» What the exercise asks:
The reply should be a single number: the count of lines below that contain the word "Import".

» Records supplied:
------------------------------------------------------------------------
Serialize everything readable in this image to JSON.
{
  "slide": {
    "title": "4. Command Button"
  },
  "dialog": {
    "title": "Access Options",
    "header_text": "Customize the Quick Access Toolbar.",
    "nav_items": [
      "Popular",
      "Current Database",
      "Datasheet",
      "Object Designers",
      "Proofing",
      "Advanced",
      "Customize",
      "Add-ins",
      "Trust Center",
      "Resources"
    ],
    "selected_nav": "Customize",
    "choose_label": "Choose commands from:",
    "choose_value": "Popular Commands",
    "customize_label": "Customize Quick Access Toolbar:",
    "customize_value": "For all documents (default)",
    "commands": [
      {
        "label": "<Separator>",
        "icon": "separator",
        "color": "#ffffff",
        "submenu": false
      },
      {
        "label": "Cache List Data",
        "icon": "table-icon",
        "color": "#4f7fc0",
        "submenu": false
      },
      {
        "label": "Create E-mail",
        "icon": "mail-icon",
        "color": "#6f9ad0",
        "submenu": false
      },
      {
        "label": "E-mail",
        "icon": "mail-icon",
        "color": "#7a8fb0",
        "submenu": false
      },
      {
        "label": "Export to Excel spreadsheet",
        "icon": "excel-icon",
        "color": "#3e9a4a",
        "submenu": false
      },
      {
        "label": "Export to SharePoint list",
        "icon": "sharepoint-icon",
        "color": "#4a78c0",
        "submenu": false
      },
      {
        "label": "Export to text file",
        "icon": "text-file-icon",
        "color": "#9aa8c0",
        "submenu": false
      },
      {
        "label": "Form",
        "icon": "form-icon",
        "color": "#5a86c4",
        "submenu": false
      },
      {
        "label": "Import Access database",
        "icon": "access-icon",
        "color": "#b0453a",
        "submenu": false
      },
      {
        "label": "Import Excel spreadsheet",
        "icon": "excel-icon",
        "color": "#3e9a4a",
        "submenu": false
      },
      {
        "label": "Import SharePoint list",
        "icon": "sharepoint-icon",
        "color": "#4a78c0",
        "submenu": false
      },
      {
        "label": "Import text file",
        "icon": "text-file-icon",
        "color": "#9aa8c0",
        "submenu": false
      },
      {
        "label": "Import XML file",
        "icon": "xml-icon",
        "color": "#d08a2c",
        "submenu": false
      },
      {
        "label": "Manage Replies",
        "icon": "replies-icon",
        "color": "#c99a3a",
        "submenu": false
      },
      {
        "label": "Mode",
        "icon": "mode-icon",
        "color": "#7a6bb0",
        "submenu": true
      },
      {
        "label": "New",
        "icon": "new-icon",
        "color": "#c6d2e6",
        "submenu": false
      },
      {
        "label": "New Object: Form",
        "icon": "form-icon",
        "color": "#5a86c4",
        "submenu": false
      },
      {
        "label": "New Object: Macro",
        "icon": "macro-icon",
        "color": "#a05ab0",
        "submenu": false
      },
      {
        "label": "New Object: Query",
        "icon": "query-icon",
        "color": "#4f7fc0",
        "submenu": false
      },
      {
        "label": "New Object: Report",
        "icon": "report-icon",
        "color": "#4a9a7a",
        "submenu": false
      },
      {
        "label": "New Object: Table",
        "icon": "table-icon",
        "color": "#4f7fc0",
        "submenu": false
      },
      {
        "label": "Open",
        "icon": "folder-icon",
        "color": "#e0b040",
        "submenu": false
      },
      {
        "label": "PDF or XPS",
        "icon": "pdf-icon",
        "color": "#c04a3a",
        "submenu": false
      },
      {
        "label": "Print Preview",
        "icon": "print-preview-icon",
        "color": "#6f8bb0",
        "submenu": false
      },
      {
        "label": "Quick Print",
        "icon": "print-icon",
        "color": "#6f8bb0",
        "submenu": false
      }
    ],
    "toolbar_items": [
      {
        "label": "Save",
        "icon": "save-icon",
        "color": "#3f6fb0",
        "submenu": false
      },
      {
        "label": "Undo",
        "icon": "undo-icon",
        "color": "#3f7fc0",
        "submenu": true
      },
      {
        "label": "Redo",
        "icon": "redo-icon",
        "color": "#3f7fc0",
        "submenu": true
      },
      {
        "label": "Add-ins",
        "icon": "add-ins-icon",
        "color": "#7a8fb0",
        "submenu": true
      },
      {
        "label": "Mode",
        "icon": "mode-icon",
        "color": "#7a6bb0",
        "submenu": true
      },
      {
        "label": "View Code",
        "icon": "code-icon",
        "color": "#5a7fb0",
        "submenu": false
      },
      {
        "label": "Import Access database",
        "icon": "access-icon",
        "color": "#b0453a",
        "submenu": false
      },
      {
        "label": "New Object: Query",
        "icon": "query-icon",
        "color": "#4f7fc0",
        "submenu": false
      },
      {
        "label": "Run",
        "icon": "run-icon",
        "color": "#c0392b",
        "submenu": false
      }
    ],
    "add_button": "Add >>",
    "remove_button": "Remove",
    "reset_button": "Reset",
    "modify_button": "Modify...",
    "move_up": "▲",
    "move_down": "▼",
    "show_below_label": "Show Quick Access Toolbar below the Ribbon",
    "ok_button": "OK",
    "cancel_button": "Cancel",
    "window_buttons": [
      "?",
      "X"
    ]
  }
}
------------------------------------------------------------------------
» The answer:
6